Media superstar Bill Simmons is starting a new site called The Ringer.
While Simmons and his team have talked a bit about the new site, several key details have been kept secret.
Here’s a new one to add to the mix.
We have learned that Simmons will partner with publishing platform Medium on his new project.
Medium has funded and hosted some original publications. For instance Medium runs tech site, Back Channel, which is edited by former Wired reporter Steven Levy
However, Medium pared back some of its investment in original content last summer.
Simmons’ prior site, Grantland, was focused on high-brow longform content, which fits with the sort of content Medium generally hosts.
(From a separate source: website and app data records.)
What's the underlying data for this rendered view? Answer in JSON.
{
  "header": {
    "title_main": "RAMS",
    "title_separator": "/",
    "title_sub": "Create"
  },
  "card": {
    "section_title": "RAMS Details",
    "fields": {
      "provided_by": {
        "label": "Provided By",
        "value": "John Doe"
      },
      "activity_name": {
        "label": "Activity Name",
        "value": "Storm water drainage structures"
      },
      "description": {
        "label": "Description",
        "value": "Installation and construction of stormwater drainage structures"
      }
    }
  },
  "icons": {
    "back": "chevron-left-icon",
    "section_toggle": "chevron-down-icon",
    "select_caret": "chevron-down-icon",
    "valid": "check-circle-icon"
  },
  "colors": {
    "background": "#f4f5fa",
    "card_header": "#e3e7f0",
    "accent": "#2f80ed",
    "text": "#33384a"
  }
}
Simmons will be by far the highest-profile content creator Medium has partnered with to date.
Simmons is a force of nature.
He is developing a show for HBO, has a podcast, and is now working on this new site.
He has developed the Bill Simmons Media Group, which is being led by former NFL Network executive, Eric Weinberger. He has also hired a number of former colleagues from ESPN.
Simmons is an online pioneer. He started his own blog before people knew what blogging was in the late nineties. He moved to ESPN.com shortly afterwards and became the most popular writer on their site. He helped develop the critically acclaimed 30 for 30 documentary series. He developed TV shows for ESPN, and was on their NBA pregame show.
Simmons has 538,000 followers on Facebook, and 4.8 million followers on Twitter. As soon as he announced his new site, it racked up 100,000 Twitter follows overnight.
These rabid fans will likely frequently visit his new site.
Simmons left ESPN over frustrations with management about investment and support for Grantland, as well as disagreements about what he could, or should say about the NFL and its commissioner Roger Goodell.
He’s determined to prove that he can build a big, powerful media brand on his own with out ESPN’s help.
Shortly after he announced the Ringer, someone on Twitter said, “What are the lessons Bill Simmons learned from running Grantland from a business perspective?”
His answer: “Don’t do it with ESPN.”